Cathy Whitaker (Julianne Moore) is a Connecticut housewife and mother married to straight-laced Frank (Dennis Quaid). But those laces are coming untied when he can no longer suppress his homosexual feelings. As he enters into an affair with another man, Cathy finds herself unable to resist the friendly attentions of her black gardener (Dennis Haysbert).
These issues are discussed as they likely would have been at the time, reluctantly, with shock and disapproval. Haynes doesn’t cheat by filtering them through a modern perspective. He avoids sneaking in our more enlightened attitudes on homosexuality and interracial romance. To Frank, his homosexual urges are a sickness, an aberration that he intends to overcome with the help of psychiatry.
The filmmakers are aware that the provocative subject matter dealt with here was hinted at in Sirk’s films with less controversial “problems” like nymphomania and alcoholism substituting for the more taboo issue of homosexuality. In retrospect, the casting of Rock Hudson as the male lead in many of these films suggests the director clearly intended that this daring subtext be present in his work. Hudson’s closet door was opened to the public shortly before his 1985 death from AIDS related complications, but the matinee idol’s homosexuality was an “open secret” in Hollywood from the moment he achieved stardom. The more attentive viewers of Hudson’s early films can often swear they see clues to his orientation sprinkled throughout.
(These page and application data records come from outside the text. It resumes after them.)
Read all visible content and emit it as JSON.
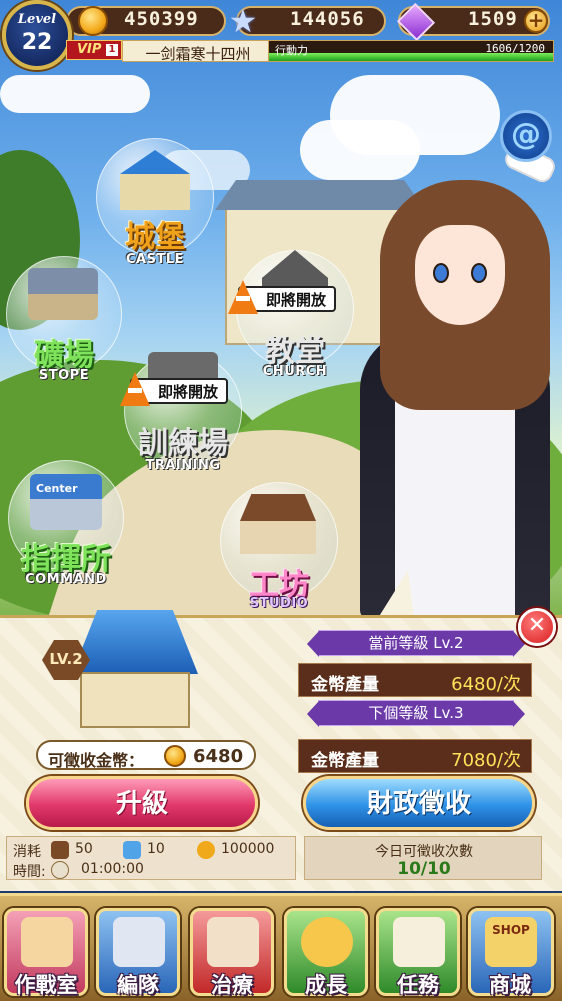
{
  "hud": {
    "level_label": "Level",
    "level": "22",
    "gold": "450399",
    "stars": "144056",
    "gems": "1509",
    "vip_label": "VIP",
    "vip_level": "1",
    "player_name": "一剑霜寒十四州",
    "stamina_label": "行動力",
    "stamina_value": "1606/1200",
    "stamina_fill": 1.0
  },
  "buildings": [
    {
      "cn": "城堡",
      "en": "CASTLE"
    },
    {
      "cn": "礦場",
      "en": "STOPE"
    },
    {
      "cn": "教堂",
      "en": "CHURCH",
      "badge": "即將開放"
    },
    {
      "cn": "訓練場",
      "en": "TRAINING",
      "badge": "即將開放"
    },
    {
      "cn": "指揮所",
      "en": "COMMAND",
      "sign": "Center"
    },
    {
      "cn": "工坊",
      "en": "STUDIO"
    }
  ],
  "panel": {
    "level_badge": "LV.2",
    "collectable_label": "可徵收金幣：",
    "collectable_value": "6480",
    "current_level": "當前等級 Lv.2",
    "current_prod_label": "金幣產量",
    "current_prod_value": "6480/次",
    "next_level": "下個等級 Lv.3",
    "next_prod_label": "金幣產量",
    "next_prod_value": "7080/次",
    "upgrade_label": "升級",
    "collect_label": "財政徵收",
    "cost_label": "消耗",
    "cost_wood": "50",
    "cost_crystal": "10",
    "cost_gold": "100000",
    "time_label": "時間:",
    "time_value": "01:00:00",
    "today_label": "今日可徵收次數",
    "today_value": "10/10"
  },
  "nav": [
    {
      "label": "作戰室",
      "color": "#d9485f"
    },
    {
      "label": "編隊",
      "color": "#3a77c9"
    },
    {
      "label": "治療",
      "color": "#d23b3b"
    },
    {
      "label": "成長",
      "color": "#3fa33a"
    },
    {
      "label": "任務",
      "color": "#47a83c"
    },
    {
      "label": "商城",
      "color": "#2f7fd0",
      "sign": "SHOP"
    }
  ]
}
Far From Heaven recreates and pays homage to Sirk’s legacy with breathtaking results. The cinematography and art direction are a marvel. The autumn leaves that were never as colorful in nature as they were when photographed in the now defunct Technicolor process, could have been imported from the set of All That Heaven Allows, the Sirk film to which Haynes’ film owes its strongest debt. The film’s look is almost surreal, appropriate, since, for blacks, and particularly homosexuals, the quiet life of the 1950s must have been as twisted as a painting by Salvador Dali. Except for rock and roll, it is often considered an unremittingly dull era, so tightly buttoned-down that it cut off the circulation. For the more conspiracy minded, it was the real life equivalent of Invasion of the Body Snatchers, the 1956 science-fiction classic in which space aliens use sea-pods to overtake the earth, replacing the human population with non-thinking, unfeeling automations. It was the calm before the societal storm that was the 1960s, but in Far From Heaven, Todd Haynes, like Douglas Sirk before him, is aware that life was calm only because so much was hidden, including the yearnings for equality that led to both the civil rights movement and gay liberation.
© 2002 Brian W. Fairbanks